Summary by The World of Work Project
There are several different frameworks that help determine what makes an effective goal, of which SMART is probably the most well known. There are many different variation of the model in existence, but in our version SMART stands for: Specific, Measurable, Achievable, Relevant and Time-based.
Though SMART is perhaps the most well known of the models on goal setting, we also recommend reading up on Lock and Latham’s theory of goal setting.
For goals to be effective they need to focus on specific areas of performance or improvement. If, instead, they relate to general or complex areas, then they are less effective.
For example, while a goal to build a satellite can be highly motivating, it is much less effective than a goal to produce 1,000 high quality screws each month at providing directional clarity. Motivation is only helpful if you know how to apply your energy, and specific goals can help with this.
Effective goals must be measurable, which means they must be quantifiable to some extent, or at least indicative of progress.
Doing a “great job” isn’t a helpful goal as it isn’t measurable. IT’s impossible for anyone to know if that’s goal’s been achieved. However, if we define a “great job” as making sales and achieving a specific margin, then we get closer to creating a helpful set of goals.
To be motivating and effective goals must be in the reach of individuals. If a goal is impossible to achieve, then it ceases to be motivating. Similarly, if a goal is too easy then it will not be motivating as there will be no sense of accomplishment when it is achieved.
To be effective goals need to be in the Goldilocks space where they are neither too easy nor too hard, but just right instead.
It might sound obvious, but for a goal to be helpful it needs to be relevant to the overall objectives of an organization or the role of the individual it relates to.
Open ended goals are not motivating and do not improve performance.
For goals to be motivating they need to include a dimension of time in which they should be achieved.
What else can SMART stand for?
The original article that introduced the SMART. referred to goals that were: Specific, Measurable, Assignable, Realistic and Time-related.
Other variations of the model include a wide range of words, some of which are: Strategic, Motivating, Agreed, Achievable, Ambitious, Resourced, Results-based, Trackable, Timely and Testable.
There are lots of different types of goals. Watch out for common mistakes of goal setting. Locke and Latham’s Goal Setting Theory is worth a read, and Zig Ziglar’s goal setting tips might be of interest.
We know that goal setting in important for management and leadership and can help improve motivation. But it can also play a big role in behavior change. It applies to intentional changes such as those described in the behavior change wheel, and more personal changes like those described in the transtheoretical model. You can learn more about behavior change in our podcast on the topic:
The World of Work Project View
SMART is a simple and helpful framework that’s a great point of reference to use when you are designing goals. Whichever variant of SMART you choose to use, you’ll end up with a fairly helpful framework.

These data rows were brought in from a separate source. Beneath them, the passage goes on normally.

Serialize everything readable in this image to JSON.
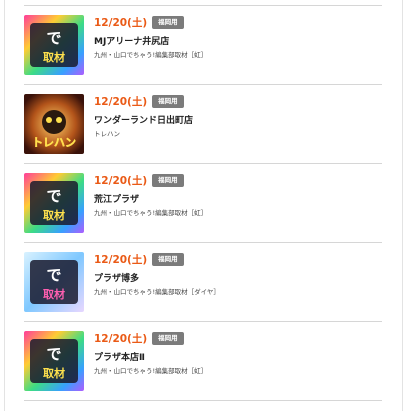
{
  "items": [
    {
      "date": "12/20(土)",
      "badge": "福岡用",
      "store": "MJアリーナ井尻店",
      "sub": "九州・山口でちゃう!編集部取材［虹］",
      "thumb": "dechau-logo"
    },
    {
      "date": "12/20(土)",
      "badge": "福岡用",
      "store": "ワンダーランド日出町店",
      "sub": "トレハン",
      "thumb": "trehan-logo"
    },
    {
      "date": "12/20(土)",
      "badge": "福岡用",
      "store": "荒江プラザ",
      "sub": "九州・山口でちゃう!編集部取材［虹］",
      "thumb": "dechau-logo"
    },
    {
      "date": "12/20(土)",
      "badge": "福岡用",
      "store": "プラザ博多",
      "sub": "九州・山口でちゃう!編集部取材［ダイヤ］",
      "thumb": "dechau-logo-diamond"
    },
    {
      "date": "12/20(土)",
      "badge": "福岡用",
      "store": "プラザ本店Ⅱ",
      "sub": "九州・山口でちゃう!編集部取材［虹］",
      "thumb": "dechau-logo"
    }
  ],
  "colors": {
    "date": "#ea5a16",
    "badge_bg": "#7b7b7b",
    "divider": "#d6d6d6"
  }
}
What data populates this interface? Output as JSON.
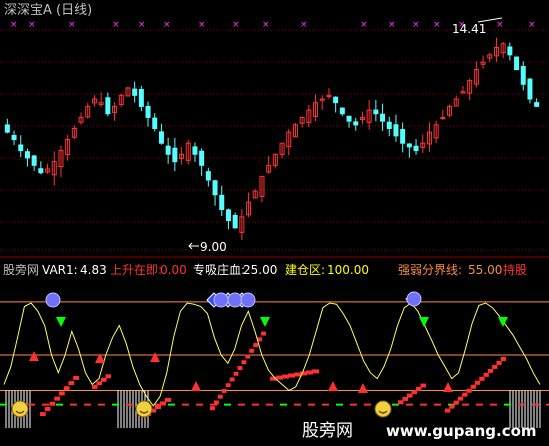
{
  "header": {
    "title": "深深宝A (日线)"
  },
  "price_labels": {
    "high": "14.41",
    "low": "9.00"
  },
  "indicator_bar": {
    "name": "股旁网",
    "var1_label": "VAR1:",
    "var1_value": "4.83",
    "rise_label": "上升在即:",
    "rise_value": "0.00",
    "absorb_label": "专吸庄血:",
    "absorb_value": "25.00",
    "build_label": "建仓区:",
    "build_value": "100.00",
    "divide_label": "强弱分界线:",
    "divide_value": "55.00",
    "hold_label": "持股"
  },
  "watermark": {
    "cn": "股旁网",
    "url": "www.gupang.com"
  },
  "colors": {
    "up": "#ff3333",
    "down": "#54ffff",
    "grid": "#8b0000",
    "title": "#c0c0c0",
    "accent_red": "#ff3030",
    "yellow": "#ffff00",
    "magenta": "#ff33ff",
    "green": "#00ff00",
    "orange": "#ff8c40"
  },
  "chart_data": [
    {
      "type": "candlestick",
      "title": "深深宝A (日线)",
      "y_range": [
        8.6,
        14.9
      ],
      "annotations": [
        {
          "text": "14.41",
          "kind": "high"
        },
        {
          "text": "9.00",
          "kind": "low"
        }
      ],
      "closes": [
        11.8,
        11.6,
        11.3,
        11.1,
        10.9,
        10.7,
        10.8,
        11.0,
        11.3,
        11.6,
        11.9,
        12.2,
        12.5,
        12.7,
        12.6,
        12.3,
        12.5,
        12.8,
        13.0,
        12.8,
        12.5,
        12.2,
        11.9,
        11.5,
        11.2,
        11.0,
        11.2,
        11.5,
        11.2,
        10.9,
        10.5,
        10.1,
        9.7,
        9.4,
        9.2,
        9.5,
        9.9,
        10.2,
        10.6,
        10.9,
        11.2,
        11.5,
        11.8,
        12.0,
        12.2,
        12.4,
        12.6,
        12.7,
        12.8,
        12.6,
        12.3,
        12.1,
        12.0,
        12.2,
        12.4,
        12.3,
        12.1,
        11.9,
        11.7,
        11.5,
        11.4,
        11.3,
        11.5,
        11.8,
        12.0,
        12.2,
        12.5,
        12.7,
        12.9,
        13.2,
        13.5,
        13.7,
        13.9,
        14.1,
        14.2,
        13.9,
        13.5,
        13.1,
        12.7,
        12.5
      ]
    },
    {
      "type": "line",
      "title": "股旁网",
      "y_range": [
        0,
        110
      ],
      "reference_lines": [
        25,
        55,
        100
      ],
      "series": [
        {
          "name": "VAR1",
          "values": [
            30,
            45,
            70,
            96,
            99,
            92,
            80,
            55,
            40,
            55,
            75,
            60,
            40,
            30,
            35,
            55,
            70,
            80,
            65,
            45,
            30,
            20,
            12,
            20,
            40,
            70,
            92,
            99,
            98,
            96,
            90,
            70,
            55,
            48,
            60,
            80,
            92,
            75,
            55,
            42,
            35,
            30,
            25,
            28,
            40,
            55,
            75,
            95,
            99,
            98,
            90,
            80,
            65,
            50,
            40,
            35,
            45,
            60,
            80,
            95,
            99,
            92,
            80,
            68,
            55,
            45,
            35,
            40,
            60,
            82,
            97,
            99,
            95,
            88,
            80,
            72,
            62,
            52,
            40,
            30
          ]
        }
      ]
    }
  ]
}
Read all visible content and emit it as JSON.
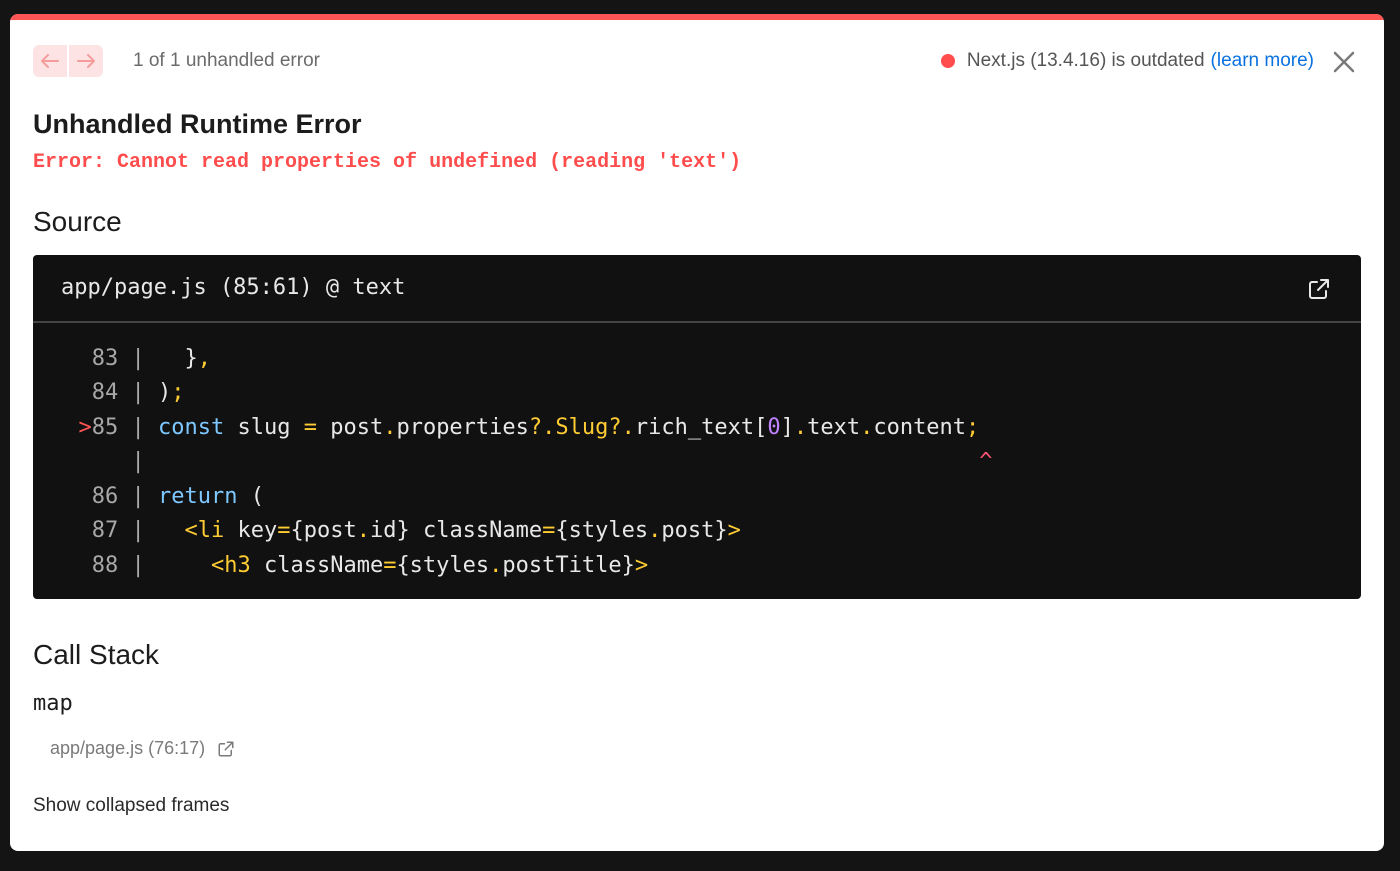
{
  "header": {
    "error_count": "1 of 1 unhandled error",
    "version_text": "Next.js (13.4.16) is outdated",
    "learn_more": "(learn more)",
    "status_color": "#ff4d4d"
  },
  "error": {
    "title": "Unhandled Runtime Error",
    "message": "Error: Cannot read properties of undefined (reading 'text')"
  },
  "source": {
    "heading": "Source",
    "location": "app/page.js (85:61) @ text",
    "lines": [
      {
        "no": "83",
        "marker": "",
        "code": "  },"
      },
      {
        "no": "84",
        "marker": "",
        "code": ");"
      },
      {
        "no": "85",
        "marker": ">",
        "code": "const slug = post.properties?.Slug?.rich_text[0].text.content;"
      },
      {
        "no": "",
        "marker": "",
        "code": "                                                              ^"
      },
      {
        "no": "86",
        "marker": "",
        "code": "return ("
      },
      {
        "no": "87",
        "marker": "",
        "code": "  <li key={post.id} className={styles.post}>"
      },
      {
        "no": "88",
        "marker": "",
        "code": "    <h3 className={styles.postTitle}>"
      }
    ]
  },
  "call_stack": {
    "heading": "Call Stack",
    "frames": [
      {
        "fn": "map",
        "file": "app/page.js (76:17)"
      }
    ],
    "show_collapsed": "Show collapsed frames"
  }
}
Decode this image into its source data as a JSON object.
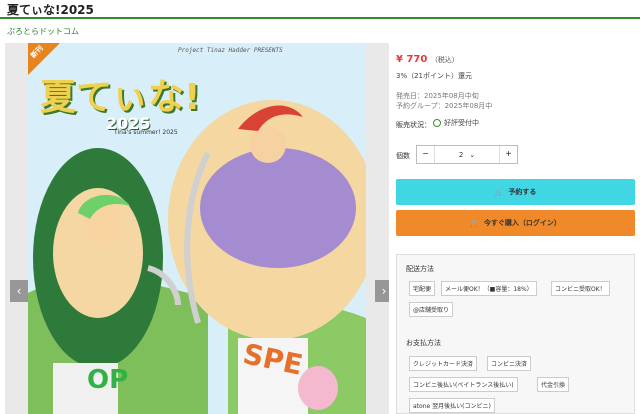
{
  "page": {
    "title": "夏てぃな!2025",
    "shop_link": "ぷろとらドットコム"
  },
  "gallery": {
    "badge": "新刊",
    "presents_text": "Project Tinaz Hadder PRESENTS",
    "logo_text": "夏てぃな!",
    "logo_year": "2025",
    "subtitle": "Tina's summer! 2025",
    "left_arrow": "‹",
    "right_arrow": "›",
    "banner_left": "OP",
    "banner_right": "SPE"
  },
  "product": {
    "price": "¥ 770",
    "price_tax": "（税込）",
    "points": "3%（21ポイント）還元",
    "release": "発売日：2025年08月中旬",
    "reserve_group": "予約グループ：2025年08月中",
    "status_label": "販売状況：",
    "status_value": "好評受付中",
    "qty_label": "個数",
    "qty_value": "2",
    "reserve_button": "予約する",
    "buy_button": "今すぐ購入（ログイン）"
  },
  "shipping": {
    "label": "配送方法",
    "tags": [
      "宅配便",
      "メール便OK！（■容量：18%）",
      "コンビニ受取OK！",
      "@店舗受取り"
    ]
  },
  "payment": {
    "label": "お支払方法",
    "tags": [
      "クレジットカード決済",
      "コンビニ決済",
      "コンビニ後払い(ペイトランス後払い)",
      "代金引換",
      "atone 翌月後払い(コンビニ)"
    ]
  },
  "colors": {
    "accent_green": "#2f8a2f",
    "price_red": "#e53935",
    "reserve_cyan": "#40d6e4",
    "buy_orange": "#f0892a"
  }
}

Our view is that in many instances, organizations and leaders fail to put appropriate time and effort into goal setting. When this is the case, it doesn’t matter what model you use, you simply don’t have time and consequently will end up with unhelpful goals.